Problem details: Give every line from the entries that contains "snow".

>>>>

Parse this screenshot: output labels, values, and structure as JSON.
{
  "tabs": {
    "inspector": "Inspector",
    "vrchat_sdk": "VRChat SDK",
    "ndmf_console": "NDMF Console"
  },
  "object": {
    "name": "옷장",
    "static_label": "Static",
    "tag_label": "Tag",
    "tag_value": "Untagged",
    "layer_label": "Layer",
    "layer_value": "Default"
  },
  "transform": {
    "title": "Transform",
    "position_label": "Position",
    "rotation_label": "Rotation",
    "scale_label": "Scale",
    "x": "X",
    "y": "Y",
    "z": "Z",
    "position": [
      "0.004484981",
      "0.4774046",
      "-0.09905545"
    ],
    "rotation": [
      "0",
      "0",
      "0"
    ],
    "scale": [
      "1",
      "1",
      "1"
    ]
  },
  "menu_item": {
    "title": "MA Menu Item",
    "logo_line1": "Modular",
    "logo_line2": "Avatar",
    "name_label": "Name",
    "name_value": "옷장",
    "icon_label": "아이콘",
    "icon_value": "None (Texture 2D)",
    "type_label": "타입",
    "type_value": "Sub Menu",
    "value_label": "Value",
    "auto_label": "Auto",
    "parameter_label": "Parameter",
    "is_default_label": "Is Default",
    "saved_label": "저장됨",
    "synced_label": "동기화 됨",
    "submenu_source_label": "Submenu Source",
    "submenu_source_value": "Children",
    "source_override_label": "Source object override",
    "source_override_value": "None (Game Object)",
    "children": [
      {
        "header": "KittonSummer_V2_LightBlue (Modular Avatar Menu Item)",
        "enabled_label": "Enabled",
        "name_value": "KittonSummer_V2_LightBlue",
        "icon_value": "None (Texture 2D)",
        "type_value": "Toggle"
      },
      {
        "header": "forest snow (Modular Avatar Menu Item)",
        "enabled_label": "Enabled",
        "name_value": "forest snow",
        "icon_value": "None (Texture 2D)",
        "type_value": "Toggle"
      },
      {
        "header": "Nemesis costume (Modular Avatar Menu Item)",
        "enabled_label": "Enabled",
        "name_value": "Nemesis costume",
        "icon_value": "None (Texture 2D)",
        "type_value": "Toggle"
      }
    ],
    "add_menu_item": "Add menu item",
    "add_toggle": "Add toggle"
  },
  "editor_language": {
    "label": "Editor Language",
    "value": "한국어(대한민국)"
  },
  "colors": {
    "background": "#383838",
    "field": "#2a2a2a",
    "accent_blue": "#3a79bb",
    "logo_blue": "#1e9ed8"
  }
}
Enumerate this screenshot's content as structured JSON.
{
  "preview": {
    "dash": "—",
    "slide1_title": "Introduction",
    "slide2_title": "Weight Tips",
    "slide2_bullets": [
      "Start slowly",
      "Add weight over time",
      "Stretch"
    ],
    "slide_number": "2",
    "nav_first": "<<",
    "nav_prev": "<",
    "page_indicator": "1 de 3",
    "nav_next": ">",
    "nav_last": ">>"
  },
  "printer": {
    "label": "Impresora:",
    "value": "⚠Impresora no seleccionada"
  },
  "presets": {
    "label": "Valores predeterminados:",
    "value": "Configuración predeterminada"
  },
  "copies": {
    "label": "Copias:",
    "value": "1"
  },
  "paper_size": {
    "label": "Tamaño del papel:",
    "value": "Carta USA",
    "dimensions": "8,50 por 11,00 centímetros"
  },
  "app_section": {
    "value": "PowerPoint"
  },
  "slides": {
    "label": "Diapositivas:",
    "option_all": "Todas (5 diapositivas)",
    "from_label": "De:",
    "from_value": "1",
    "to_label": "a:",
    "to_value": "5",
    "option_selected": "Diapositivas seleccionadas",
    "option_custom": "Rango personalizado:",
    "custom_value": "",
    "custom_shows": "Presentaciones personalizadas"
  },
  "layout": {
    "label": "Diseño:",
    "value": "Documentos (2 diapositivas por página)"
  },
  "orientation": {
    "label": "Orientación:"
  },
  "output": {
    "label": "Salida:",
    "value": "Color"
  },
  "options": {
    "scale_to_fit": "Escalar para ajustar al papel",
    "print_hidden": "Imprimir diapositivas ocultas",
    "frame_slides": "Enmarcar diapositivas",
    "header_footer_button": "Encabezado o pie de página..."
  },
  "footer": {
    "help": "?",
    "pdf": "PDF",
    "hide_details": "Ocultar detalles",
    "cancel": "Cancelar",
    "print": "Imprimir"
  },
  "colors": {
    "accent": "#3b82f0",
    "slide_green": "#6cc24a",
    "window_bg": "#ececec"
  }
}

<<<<

Exercise output:
        "header": "forest snow (Modular Avatar Menu Item)",
        "name_value": "forest snow",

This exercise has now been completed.